*Available data*
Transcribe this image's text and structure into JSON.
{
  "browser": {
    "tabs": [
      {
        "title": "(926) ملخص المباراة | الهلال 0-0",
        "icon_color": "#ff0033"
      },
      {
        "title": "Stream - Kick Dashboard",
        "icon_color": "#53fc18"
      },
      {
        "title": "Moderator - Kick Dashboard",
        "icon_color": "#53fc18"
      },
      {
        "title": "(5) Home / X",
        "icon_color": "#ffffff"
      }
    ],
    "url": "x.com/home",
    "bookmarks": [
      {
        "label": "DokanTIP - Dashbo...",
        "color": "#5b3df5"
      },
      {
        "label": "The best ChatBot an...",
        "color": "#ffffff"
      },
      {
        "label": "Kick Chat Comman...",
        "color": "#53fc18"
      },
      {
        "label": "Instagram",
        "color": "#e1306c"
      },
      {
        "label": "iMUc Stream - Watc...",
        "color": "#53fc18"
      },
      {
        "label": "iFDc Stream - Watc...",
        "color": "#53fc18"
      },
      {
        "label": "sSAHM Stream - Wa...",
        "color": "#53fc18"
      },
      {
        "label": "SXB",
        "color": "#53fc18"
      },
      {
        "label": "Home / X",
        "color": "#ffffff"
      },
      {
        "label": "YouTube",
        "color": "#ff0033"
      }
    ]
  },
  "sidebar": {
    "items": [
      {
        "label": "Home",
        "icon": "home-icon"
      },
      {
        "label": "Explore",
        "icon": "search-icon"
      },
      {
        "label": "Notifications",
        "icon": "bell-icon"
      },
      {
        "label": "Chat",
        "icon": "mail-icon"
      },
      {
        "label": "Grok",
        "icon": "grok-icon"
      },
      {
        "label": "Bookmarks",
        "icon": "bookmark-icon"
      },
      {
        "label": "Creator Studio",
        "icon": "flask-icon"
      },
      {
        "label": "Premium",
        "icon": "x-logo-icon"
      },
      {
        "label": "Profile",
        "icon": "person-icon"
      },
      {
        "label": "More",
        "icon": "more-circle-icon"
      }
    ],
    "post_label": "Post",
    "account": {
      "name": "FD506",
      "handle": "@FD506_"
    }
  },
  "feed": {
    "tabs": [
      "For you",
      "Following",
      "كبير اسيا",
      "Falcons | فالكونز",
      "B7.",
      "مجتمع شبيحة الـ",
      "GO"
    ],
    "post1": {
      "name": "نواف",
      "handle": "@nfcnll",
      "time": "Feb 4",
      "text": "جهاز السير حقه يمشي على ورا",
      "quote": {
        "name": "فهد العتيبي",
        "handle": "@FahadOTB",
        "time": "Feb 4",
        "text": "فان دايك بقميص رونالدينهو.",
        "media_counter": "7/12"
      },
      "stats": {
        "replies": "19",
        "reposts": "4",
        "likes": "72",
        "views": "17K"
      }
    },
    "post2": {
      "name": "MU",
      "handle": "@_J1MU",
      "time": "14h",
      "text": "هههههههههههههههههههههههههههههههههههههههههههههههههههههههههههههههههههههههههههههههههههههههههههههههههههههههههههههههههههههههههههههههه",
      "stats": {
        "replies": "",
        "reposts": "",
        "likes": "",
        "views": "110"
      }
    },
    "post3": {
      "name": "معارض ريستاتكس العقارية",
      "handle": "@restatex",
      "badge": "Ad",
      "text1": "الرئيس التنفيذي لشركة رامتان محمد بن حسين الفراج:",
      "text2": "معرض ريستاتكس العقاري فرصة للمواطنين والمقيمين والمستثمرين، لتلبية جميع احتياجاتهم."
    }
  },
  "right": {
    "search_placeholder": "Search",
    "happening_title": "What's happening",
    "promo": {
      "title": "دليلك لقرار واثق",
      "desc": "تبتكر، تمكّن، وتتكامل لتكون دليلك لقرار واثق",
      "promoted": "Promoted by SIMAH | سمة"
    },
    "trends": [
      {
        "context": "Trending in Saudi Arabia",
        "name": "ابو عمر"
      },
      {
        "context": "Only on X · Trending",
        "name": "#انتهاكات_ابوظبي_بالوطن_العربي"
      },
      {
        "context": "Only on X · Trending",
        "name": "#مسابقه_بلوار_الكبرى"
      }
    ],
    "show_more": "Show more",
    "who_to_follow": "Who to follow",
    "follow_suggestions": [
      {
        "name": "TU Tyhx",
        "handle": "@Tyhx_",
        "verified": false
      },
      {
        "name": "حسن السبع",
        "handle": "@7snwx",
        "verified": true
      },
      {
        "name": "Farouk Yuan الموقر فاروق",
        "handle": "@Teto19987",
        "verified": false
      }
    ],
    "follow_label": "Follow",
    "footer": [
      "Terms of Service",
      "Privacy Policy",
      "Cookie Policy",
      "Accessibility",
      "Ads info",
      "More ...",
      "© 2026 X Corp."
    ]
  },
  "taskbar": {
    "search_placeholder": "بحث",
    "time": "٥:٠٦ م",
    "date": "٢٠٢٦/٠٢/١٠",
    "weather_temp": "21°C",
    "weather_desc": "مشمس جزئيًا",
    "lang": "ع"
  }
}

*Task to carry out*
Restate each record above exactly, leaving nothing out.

*Expected answer*
Transcribe this image's text and structure into JSON.
{
  "browser": {
    "tabs": [
      {
        "title": "(926) ملخص المباراة | الهلال 0-0",
        "icon_color": "#ff0033"
      },
      {
        "title": "Stream - Kick Dashboard",
        "icon_color": "#53fc18"
      },
      {
        "title": "Moderator - Kick Dashboard",
        "icon_color": "#53fc18"
      },
      {
        "title": "(5) Home / X",
        "icon_color": "#ffffff"
      }
    ],
    "url": "x.com/home",
    "bookmarks": [
      {
        "label": "DokanTIP - Dashbo...",
        "color": "#5b3df5"
      },
      {
        "label": "The best ChatBot an...",
        "color": "#ffffff"
      },
      {
        "label": "Kick Chat Comman...",
        "color": "#53fc18"
      },
      {
        "label": "Instagram",
        "color": "#e1306c"
      },
      {
        "label": "iMUc Stream - Watc...",
        "color": "#53fc18"
      },
      {
        "label": "iFDc Stream - Watc...",
        "color": "#53fc18"
      },
      {
        "label": "sSAHM Stream - Wa...",
        "color": "#53fc18"
      },
      {
        "label": "SXB",
        "color": "#53fc18"
      },
      {
        "label": "Home / X",
        "color": "#ffffff"
      },
      {
        "label": "YouTube",
        "color": "#ff0033"
      }
    ]
  },
  "sidebar": {
    "items": [
      {
        "label": "Home",
        "icon": "home-icon"
      },
      {
        "label": "Explore",
        "icon": "search-icon"
      },
      {
        "label": "Notifications",
        "icon": "bell-icon"
      },
      {
        "label": "Chat",
        "icon": "mail-icon"
      },
      {
        "label": "Grok",
        "icon": "grok-icon"
      },
      {
        "label": "Bookmarks",
        "icon": "bookmark-icon"
      },
      {
        "label": "Creator Studio",
        "icon": "flask-icon"
      },
      {
        "label": "Premium",
        "icon": "x-logo-icon"
      },
      {
        "label": "Profile",
        "icon": "person-icon"
      },
      {
        "label": "More",
        "icon": "more-circle-icon"
      }
    ],
    "post_label": "Post",
    "account": {
      "name": "FD506",
      "handle": "@FD506_"
    }
  },
  "feed": {
    "tabs": [
      "For you",
      "Following",
      "كبير اسيا",
      "Falcons | فالكونز",
      "B7.",
      "مجتمع شبيحة الـ",
      "GO"
    ],
    "post1": {
      "name": "نواف",
      "handle": "@nfcnll",
      "time": "Feb 4",
      "text": "جهاز السير حقه يمشي على ورا",
      "quote": {
        "name": "فهد العتيبي",
        "handle": "@FahadOTB",
        "time": "Feb 4",
        "text": "فان دايك بقميص رونالدينهو.",
        "media_counter": "7/12"
      },
      "stats": {
        "replies": "19",
        "reposts": "4",
        "likes": "72",
        "views": "17K"
      }
    },
    "post2": {
      "name": "MU",
      "handle": "@_J1MU",
      "time": "14h",
      "text": "هههههههههههههههههههههههههههههههههههههههههههههههههههههههههههههههههههههههههههههههههههههههههههههههههههههههههههههههههههههههههههههههه",
      "stats": {
        "replies": "",
        "reposts": "",
        "likes": "",
        "views": "110"
      }
    },
    "post3": {
      "name": "معارض ريستاتكس العقارية",
      "handle": "@restatex",
      "badge": "Ad",
      "text1": "الرئيس التنفيذي لشركة رامتان محمد بن حسين الفراج:",
      "text2": "معرض ريستاتكس العقاري فرصة للمواطنين والمقيمين والمستثمرين، لتلبية جميع احتياجاتهم."
    }
  },
  "right": {
    "search_placeholder": "Search",
    "happening_title": "What's happening",
    "promo": {
      "title": "دليلك لقرار واثق",
      "desc": "تبتكر، تمكّن، وتتكامل لتكون دليلك لقرار واثق",
      "promoted": "Promoted by SIMAH | سمة"
    },
    "trends": [
      {
        "context": "Trending in Saudi Arabia",
        "name": "ابو عمر"
      },
      {
        "context": "Only on X · Trending",
        "name": "#انتهاكات_ابوظبي_بالوطن_العربي"
      },
      {
        "context": "Only on X · Trending",
        "name": "#مسابقه_بلوار_الكبرى"
      }
    ],
    "show_more": "Show more",
    "who_to_follow": "Who to follow",
    "follow_suggestions": [
      {
        "name": "TU Tyhx",
        "handle": "@Tyhx_",
        "verified": false
      },
      {
        "name": "حسن السبع",
        "handle": "@7snwx",
        "verified": true
      },
      {
        "name": "Farouk Yuan الموقر فاروق",
        "handle": "@Teto19987",
        "verified": false
      }
    ],
    "follow_label": "Follow",
    "footer": [
      "Terms of Service",
      "Privacy Policy",
      "Cookie Policy",
      "Accessibility",
      "Ads info",
      "More ...",
      "© 2026 X Corp."
    ]
  },
  "taskbar": {
    "search_placeholder": "بحث",
    "time": "٥:٠٦ م",
    "date": "٢٠٢٦/٠٢/١٠",
    "weather_temp": "21°C",
    "weather_desc": "مشمس جزئيًا",
    "lang": "ع"
  }
}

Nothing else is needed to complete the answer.